INPUT FOR THIS TASK:
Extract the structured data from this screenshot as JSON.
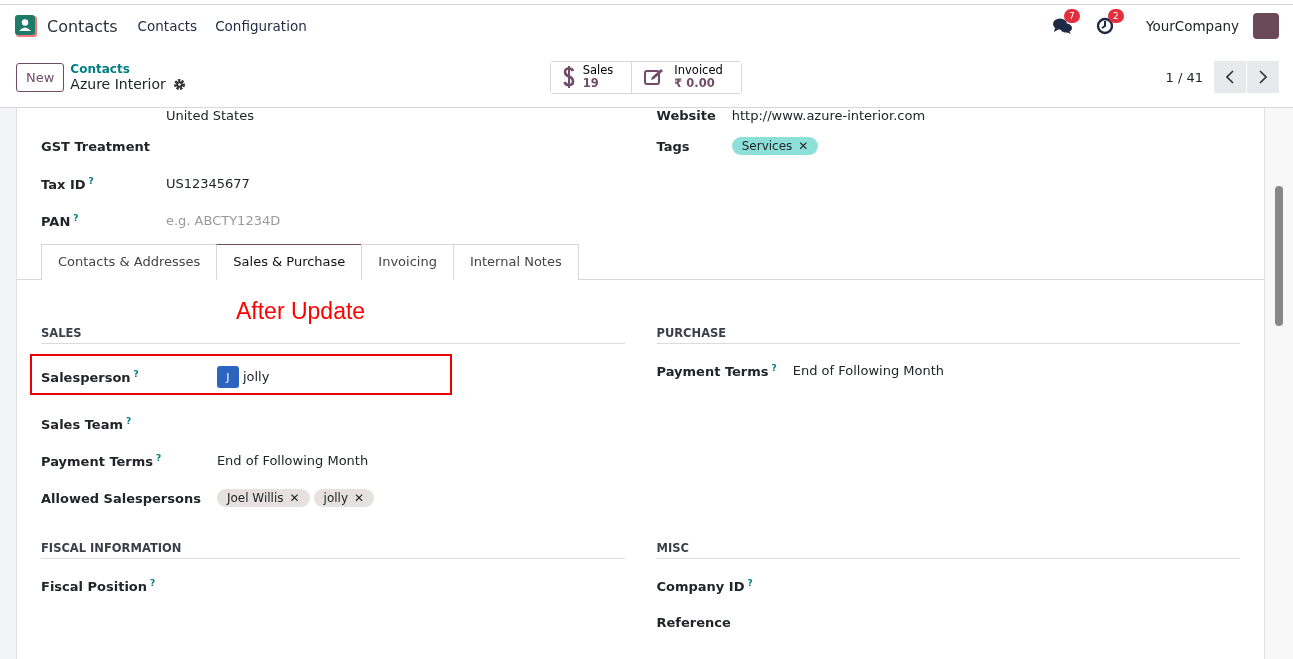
{
  "navbar": {
    "app_name": "Contacts",
    "menu": [
      "Contacts",
      "Configuration"
    ],
    "messages_count": "7",
    "activities_count": "2",
    "company": "YourCompany"
  },
  "control_panel": {
    "new_button": "New",
    "breadcrumb": "Contacts",
    "record": "Azure Interior",
    "smart_buttons": [
      {
        "kind": "dollar",
        "label": "Sales",
        "value": "19"
      },
      {
        "kind": "edit",
        "label": "Invoiced",
        "value": "₹ 0.00"
      }
    ],
    "pager": "1 / 41"
  },
  "header_groups": [
    {
      "fields": [
        {
          "kind": "text",
          "value": "United States"
        },
        {
          "label": "GST Treatment",
          "kind": "empty"
        },
        {
          "label": "Tax ID",
          "help": "?",
          "kind": "text",
          "value": "US12345677"
        },
        {
          "label": "PAN",
          "help": "?",
          "kind": "placeholder",
          "placeholder": "e.g. ABCTY1234D"
        }
      ]
    },
    {
      "fields": [
        {
          "label": "Website",
          "kind": "text",
          "value": "http://www.azure-interior.com"
        },
        {
          "label": "Tags",
          "kind": "tags",
          "tags": [
            {
              "label": "Services",
              "remove": "✕",
              "color": "#8de0d8"
            }
          ]
        }
      ]
    }
  ],
  "tabs": [
    {
      "label": "Contacts & Addresses",
      "selected": false
    },
    {
      "label": "Sales & Purchase",
      "selected": true
    },
    {
      "label": "Invoicing",
      "selected": false
    },
    {
      "label": "Internal Notes",
      "selected": false
    }
  ],
  "annotation": "After Update",
  "sections": [
    {
      "title": "SALES",
      "fields": [
        {
          "label": "Salesperson",
          "help": "?",
          "kind": "avatar",
          "initial": "J",
          "value": "jolly",
          "highlighted": true
        },
        {
          "label": "Sales Team",
          "help": "?",
          "kind": "empty"
        },
        {
          "label": "Payment Terms",
          "help": "?",
          "kind": "text",
          "value": "End of Following Month"
        },
        {
          "label": "Allowed Salespersons",
          "kind": "tags",
          "tags": [
            {
              "label": "Joel Willis",
              "remove": "✕",
              "color": "#e6e0df"
            },
            {
              "label": "jolly",
              "remove": "✕",
              "color": "#e6e0df"
            }
          ]
        }
      ]
    },
    {
      "title": "PURCHASE",
      "fields": [
        {
          "label": "Payment Terms",
          "help": "?",
          "kind": "text",
          "value": "End of Following Month"
        }
      ]
    },
    {
      "title": "FISCAL INFORMATION",
      "fields": [
        {
          "label": "Fiscal Position",
          "help": "?",
          "kind": "empty"
        }
      ]
    },
    {
      "title": "MISC",
      "fields": [
        {
          "label": "Company ID",
          "help": "?",
          "kind": "empty"
        },
        {
          "label": "Reference",
          "kind": "empty"
        }
      ]
    }
  ]
}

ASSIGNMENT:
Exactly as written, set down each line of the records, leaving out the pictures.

TASK ANSWER:
Extract the structured data from this screenshot as JSON.
{
  "navbar": {
    "app_name": "Contacts",
    "menu": [
      "Contacts",
      "Configuration"
    ],
    "messages_count": "7",
    "activities_count": "2",
    "company": "YourCompany"
  },
  "control_panel": {
    "new_button": "New",
    "breadcrumb": "Contacts",
    "record": "Azure Interior",
    "smart_buttons": [
      {
        "kind": "dollar",
        "label": "Sales",
        "value": "19"
      },
      {
        "kind": "edit",
        "label": "Invoiced",
        "value": "₹ 0.00"
      }
    ],
    "pager": "1 / 41"
  },
  "header_groups": [
    {
      "fields": [
        {
          "kind": "text",
          "value": "United States"
        },
        {
          "label": "GST Treatment",
          "kind": "empty"
        },
        {
          "label": "Tax ID",
          "help": "?",
          "kind": "text",
          "value": "US12345677"
        },
        {
          "label": "PAN",
          "help": "?",
          "kind": "placeholder",
          "placeholder": "e.g. ABCTY1234D"
        }
      ]
    },
    {
      "fields": [
        {
          "label": "Website",
          "kind": "text",
          "value": "http://www.azure-interior.com"
        },
        {
          "label": "Tags",
          "kind": "tags",
          "tags": [
            {
              "label": "Services",
              "remove": "✕",
              "color": "#8de0d8"
            }
          ]
        }
      ]
    }
  ],
  "tabs": [
    {
      "label": "Contacts & Addresses",
      "selected": false
    },
    {
      "label": "Sales & Purchase",
      "selected": true
    },
    {
      "label": "Invoicing",
      "selected": false
    },
    {
      "label": "Internal Notes",
      "selected": false
    }
  ],
  "annotation": "After Update",
  "sections": [
    {
      "title": "SALES",
      "fields": [
        {
          "label": "Salesperson",
          "help": "?",
          "kind": "avatar",
          "initial": "J",
          "value": "jolly",
          "highlighted": true
        },
        {
          "label": "Sales Team",
          "help": "?",
          "kind": "empty"
        },
        {
          "label": "Payment Terms",
          "help": "?",
          "kind": "text",
          "value": "End of Following Month"
        },
        {
          "label": "Allowed Salespersons",
          "kind": "tags",
          "tags": [
            {
              "label": "Joel Willis",
              "remove": "✕",
              "color": "#e6e0df"
            },
            {
              "label": "jolly",
              "remove": "✕",
              "color": "#e6e0df"
            }
          ]
        }
      ]
    },
    {
      "title": "PURCHASE",
      "fields": [
        {
          "label": "Payment Terms",
          "help": "?",
          "kind": "text",
          "value": "End of Following Month"
        }
      ]
    },
    {
      "title": "FISCAL INFORMATION",
      "fields": [
        {
          "label": "Fiscal Position",
          "help": "?",
          "kind": "empty"
        }
      ]
    },
    {
      "title": "MISC",
      "fields": [
        {
          "label": "Company ID",
          "help": "?",
          "kind": "empty"
        },
        {
          "label": "Reference",
          "kind": "empty"
        }
      ]
    }
  ]
}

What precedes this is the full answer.